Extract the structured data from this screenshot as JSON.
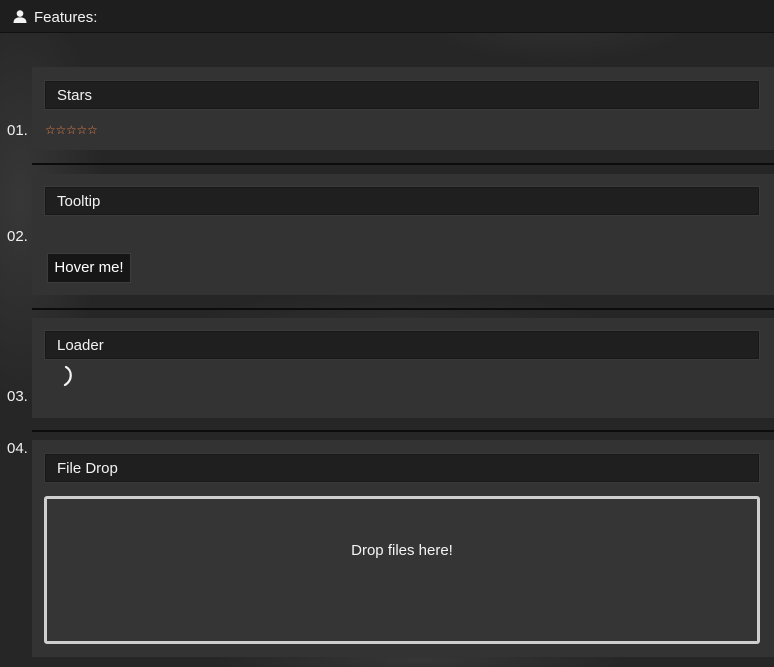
{
  "header": {
    "title": "Features:",
    "icon": "user-icon"
  },
  "sections": [
    {
      "num": "01.",
      "title": "Stars",
      "stars": {
        "rating": 0,
        "max": 5,
        "glyph": "☆",
        "color": "#e8844a"
      }
    },
    {
      "num": "02.",
      "title": "Tooltip",
      "button_label": "Hover me!"
    },
    {
      "num": "03.",
      "title": "Loader",
      "loader_icon": "spinner-icon"
    },
    {
      "num": "04.",
      "title": "File Drop",
      "drop_label": "Drop files here!"
    }
  ]
}
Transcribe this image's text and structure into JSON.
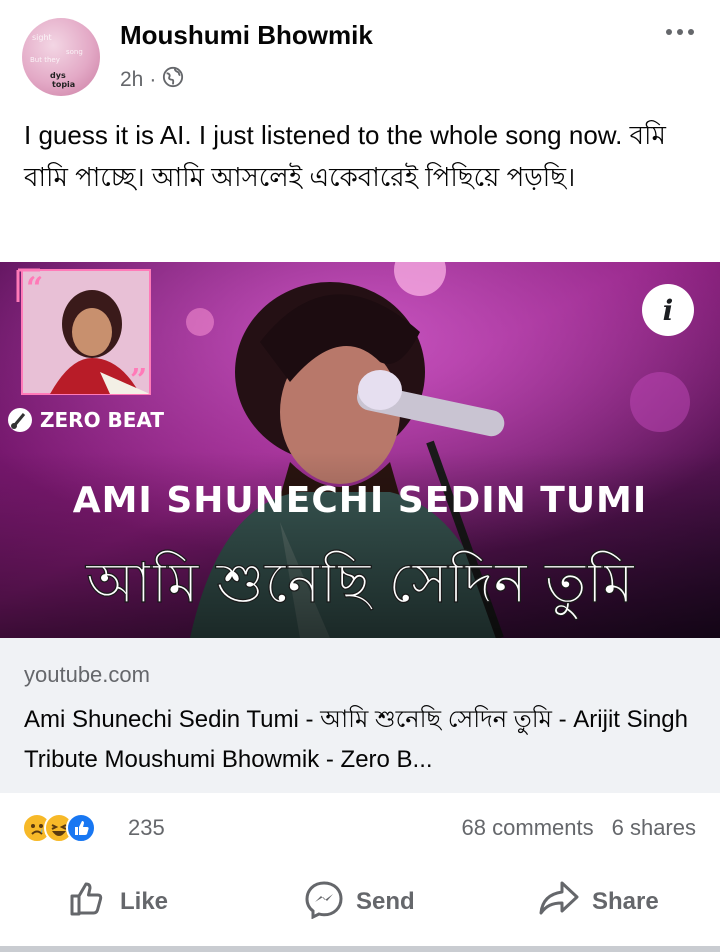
{
  "post": {
    "author": "Moushumi Bhowmik",
    "time": "2h",
    "time_separator": "·",
    "text": "I guess it is AI. I just listened to the whole song now. বমি বামি পাচ্ছে।  আমি আসলেই একেবারেই পিছিয়ে পড়ছি।"
  },
  "media": {
    "brand": "ZERO BEAT",
    "title_en": "AMI SHUNECHI SEDIN TUMI",
    "title_bn": "আমি শুনেছি সেদিন তুমি",
    "info_glyph": "i"
  },
  "link": {
    "domain": "youtube.com",
    "title": "Ami Shunechi Sedin Tumi - আমি শুনেছি সেদিন তুমি - Arijit Singh Tribute Moushumi Bhowmik - Zero B..."
  },
  "stats": {
    "reaction_count": "235",
    "comments": "68 comments",
    "shares": "6 shares"
  },
  "actions": {
    "like": "Like",
    "send": "Send",
    "share": "Share"
  },
  "icons": [
    "more-options-icon",
    "globe-icon",
    "info-icon",
    "sad-reaction-icon",
    "haha-reaction-icon",
    "like-reaction-icon",
    "like-icon",
    "messenger-icon",
    "share-icon"
  ],
  "colors": {
    "text": "#050505",
    "secondary": "#65676b",
    "link_bg": "#f0f2f5",
    "like_blue": "#1877f2",
    "reaction_yellow": "#f7b928"
  }
}
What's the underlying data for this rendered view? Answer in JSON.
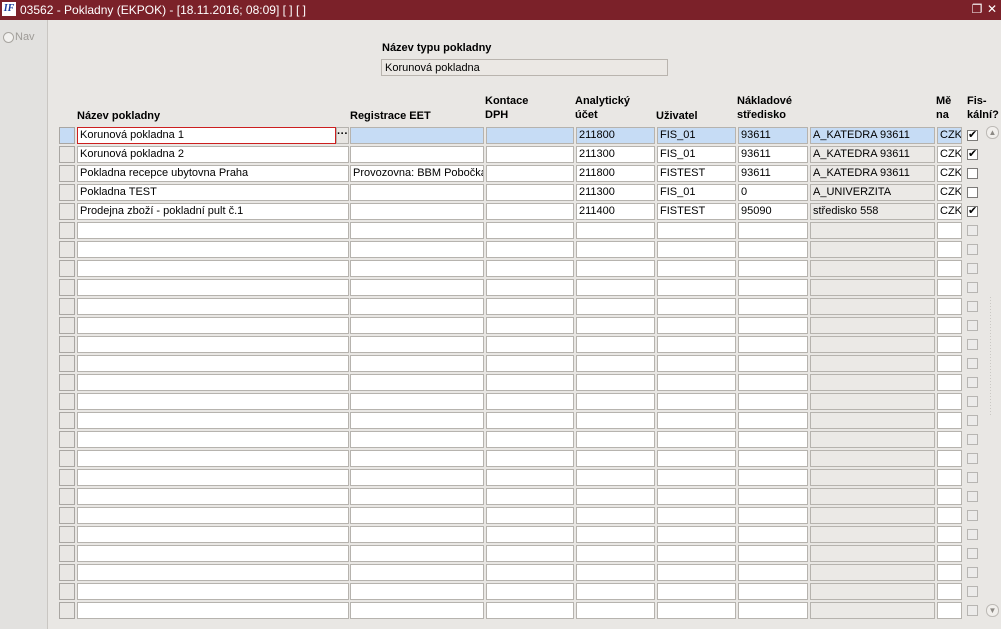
{
  "window": {
    "title": "03562 - Pokladny (EKPOK) - [18.11.2016; 08:09] [ ] [ ]",
    "restore_glyph": "❐",
    "close_glyph": "✕",
    "app_icon_text": "IF"
  },
  "leftpane": {
    "nav_label": "Nav"
  },
  "type_header": {
    "label": "Název typu pokladny",
    "value": "Korunová pokladna"
  },
  "columns": {
    "nazev": "Název pokladny",
    "eet": "Registrace EET",
    "kontace1": "Kontace",
    "kontace2": "DPH",
    "ucet1": "Analytický",
    "ucet2": "účet",
    "uzivatel": "Uživatel",
    "stredisko1": "Nákladové",
    "stredisko2": "středisko",
    "mena1": "Mě",
    "mena2": "na",
    "fiskalni1": "Fis-",
    "fiskalni2": "kální?"
  },
  "row_ellipsis": "···",
  "rows": [
    {
      "nazev": "Korunová pokladna 1",
      "eet": "",
      "kontace": "",
      "ucet": "211800",
      "uzivatel": "FIS_01",
      "stredisko": "93611",
      "stredisko_nazev": "A_KATEDRA 93611",
      "mena": "CZK",
      "fiskalni": "✔"
    },
    {
      "nazev": "Korunová pokladna 2",
      "eet": "",
      "kontace": "",
      "ucet": "211300",
      "uzivatel": "FIS_01",
      "stredisko": "93611",
      "stredisko_nazev": "A_KATEDRA 93611",
      "mena": "CZK",
      "fiskalni": "✔"
    },
    {
      "nazev": "Pokladna recepce ubytovna Praha",
      "eet": "Provozovna: BBM Pobočka",
      "kontace": "",
      "ucet": "211800",
      "uzivatel": "FISTEST",
      "stredisko": "93611",
      "stredisko_nazev": "A_KATEDRA 93611",
      "mena": "CZK",
      "fiskalni": ""
    },
    {
      "nazev": "Pokladna TEST",
      "eet": "",
      "kontace": "",
      "ucet": "211300",
      "uzivatel": "FIS_01",
      "stredisko": "0",
      "stredisko_nazev": "A_UNIVERZITA",
      "mena": "CZK",
      "fiskalni": ""
    },
    {
      "nazev": "Prodejna zboží - pokladní pult č.1",
      "eet": "",
      "kontace": "",
      "ucet": "211400",
      "uzivatel": "FISTEST",
      "stredisko": "95090",
      "stredisko_nazev": "středisko 558",
      "mena": "CZK",
      "fiskalni": "✔"
    }
  ],
  "empty_row_count": 21,
  "scrollbar": {
    "up": "▲",
    "down": "▼"
  }
}
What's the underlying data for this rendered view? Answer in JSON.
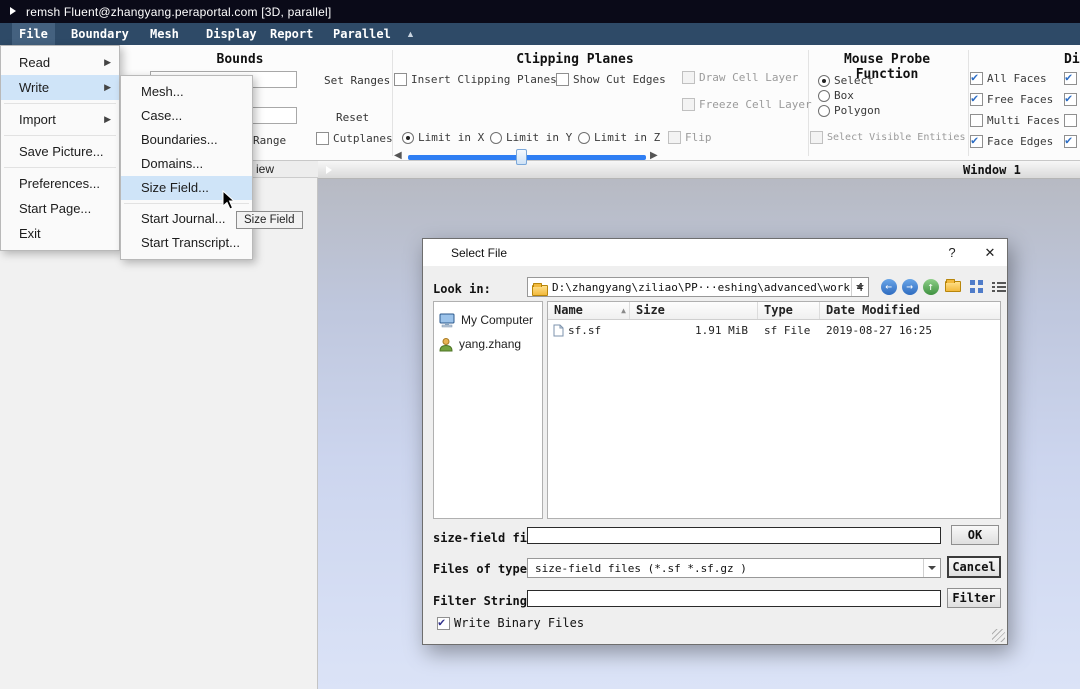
{
  "icons": {
    "submenu_arrow": "▶",
    "menubar_caret": "▲",
    "slider_left": "◀",
    "slider_right": "▶",
    "sort_asc": "▲",
    "nav_back": "←",
    "nav_forward": "→",
    "nav_up": "↑",
    "help": "?",
    "close": "✕"
  },
  "title_bar": {
    "title": "remsh Fluent@zhangyang.peraportal.com  [3D, parallel]"
  },
  "menu_bar": {
    "items": [
      "File",
      "Boundary",
      "Mesh",
      "Display",
      "Report",
      "Parallel"
    ]
  },
  "file_menu": {
    "items": [
      {
        "label": "Read",
        "submenu": true
      },
      {
        "label": "Write",
        "submenu": true,
        "highlighted": true
      },
      {
        "label": "Import",
        "submenu": true
      },
      {
        "label": "Save Picture..."
      },
      {
        "label": "Preferences..."
      },
      {
        "label": "Start Page..."
      },
      {
        "label": "Exit"
      }
    ]
  },
  "write_submenu": {
    "items": [
      {
        "label": "Mesh..."
      },
      {
        "label": "Case..."
      },
      {
        "label": "Boundaries..."
      },
      {
        "label": "Domains..."
      },
      {
        "label": "Size Field...",
        "highlighted": true
      },
      {
        "label": "Start Journal..."
      },
      {
        "label": "Start Transcript..."
      }
    ]
  },
  "tooltip": {
    "text": "Size Field"
  },
  "ribbon": {
    "bounds": {
      "title": "Bounds",
      "set_ranges_label": "Set Ranges",
      "reset_label": "Reset",
      "range_label": "Range",
      "cutplanes_label": "Cutplanes",
      "cutplanes_checked": false
    },
    "clipping_planes": {
      "title": "Clipping Planes",
      "insert_label": "Insert Clipping Planes",
      "show_cut_label": "Show Cut Edges",
      "draw_cell_label": "Draw Cell Layer",
      "freeze_cell_label": "Freeze Cell Layer",
      "limit_x_label": "Limit in X",
      "limit_y_label": "Limit in Y",
      "limit_z_label": "Limit in Z",
      "flip_label": "Flip",
      "limit_selected": "Limit in X"
    },
    "mouse_probe": {
      "title": "Mouse Probe Function",
      "select_label": "Select",
      "box_label": "Box",
      "polygon_label": "Polygon",
      "selected": "Select",
      "select_visible_label": "Select Visible Entities"
    },
    "faces": {
      "items": [
        {
          "label": "All Faces",
          "checked": true
        },
        {
          "label": "Free Faces",
          "checked": true
        },
        {
          "label": "Multi Faces",
          "checked": false
        },
        {
          "label": "Face Edges",
          "checked": true
        }
      ]
    },
    "clipped_group": {
      "title_fragment": "Di"
    }
  },
  "left_panel": {
    "tab_fragment": "iew"
  },
  "graphics_window": {
    "title": "Window 1"
  },
  "dialog": {
    "title": "Select File",
    "look_in_label": "Look in:",
    "path": "D:\\zhangyang\\ziliao\\PP···eshing\\advanced\\work 4",
    "places": [
      "My Computer",
      "yang.zhang"
    ],
    "file_table": {
      "headers": [
        "Name",
        "Size",
        "Type",
        "Date Modified"
      ],
      "rows": [
        {
          "name": "sf.sf",
          "size": "1.91 MiB",
          "type": "sf File",
          "date_modified": "2019-08-27 16:25"
        }
      ]
    },
    "size_field_label": "size-field file",
    "size_field_value": "",
    "files_of_type_label": "Files of type:",
    "files_of_type_value": "size-field files (*.sf *.sf.gz )",
    "filter_string_label": "Filter String",
    "filter_string_value": "",
    "write_binary_label": "Write Binary Files",
    "write_binary_checked": true,
    "buttons": {
      "ok": "OK",
      "cancel": "Cancel",
      "filter": "Filter"
    }
  }
}
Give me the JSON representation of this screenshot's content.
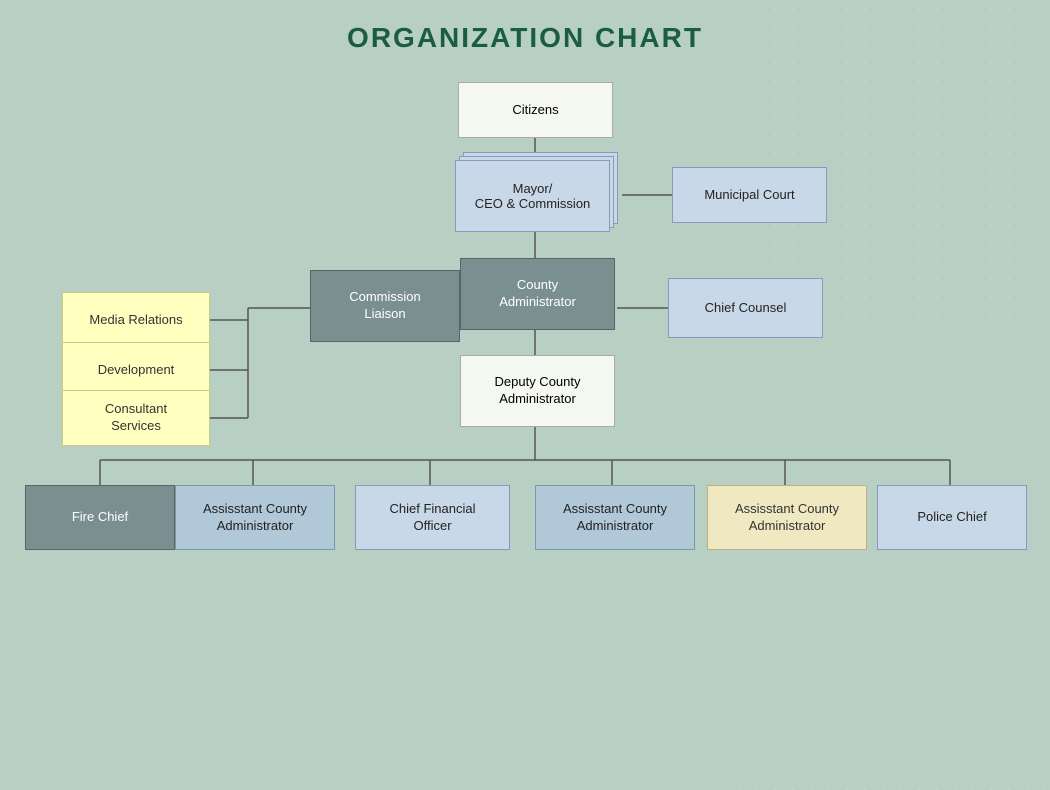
{
  "title": "ORGANIZATION CHART",
  "nodes": {
    "citizens": {
      "label": "Citizens"
    },
    "mayor": {
      "label": "Mayor/\nCEO & Commission"
    },
    "municipal_court": {
      "label": "Municipal Court"
    },
    "county_admin": {
      "label": "County\nAdministrator"
    },
    "commission_liaison": {
      "label": "Commission\nLiaison"
    },
    "chief_counsel": {
      "label": "Chief Counsel"
    },
    "media_relations": {
      "label": "Media Relations"
    },
    "development": {
      "label": "Development"
    },
    "consultant_services": {
      "label": "Consultant\nServices"
    },
    "deputy_county_admin": {
      "label": "Deputy County\nAdministrator"
    },
    "fire_chief": {
      "label": "Fire Chief"
    },
    "asst_admin_1": {
      "label": "Assisstant County\nAdministrator"
    },
    "cfo": {
      "label": "Chief Financial\nOfficer"
    },
    "asst_admin_2": {
      "label": "Assisstant County\nAdministrator"
    },
    "asst_admin_3": {
      "label": "Assisstant County\nAdministrator"
    },
    "police_chief": {
      "label": "Police Chief"
    }
  }
}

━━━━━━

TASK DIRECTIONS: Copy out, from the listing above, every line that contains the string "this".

COMPLETED EXERCISE:
Extract the structured data from this screenshot as JSON.
Transcribe this image's text and structure into JSON.
What's the underlying data for this rendered view? Answer in JSON.
What's the underlying data for this rendered view? Answer in JSON.
Give me the JSON representation of this screenshot's content.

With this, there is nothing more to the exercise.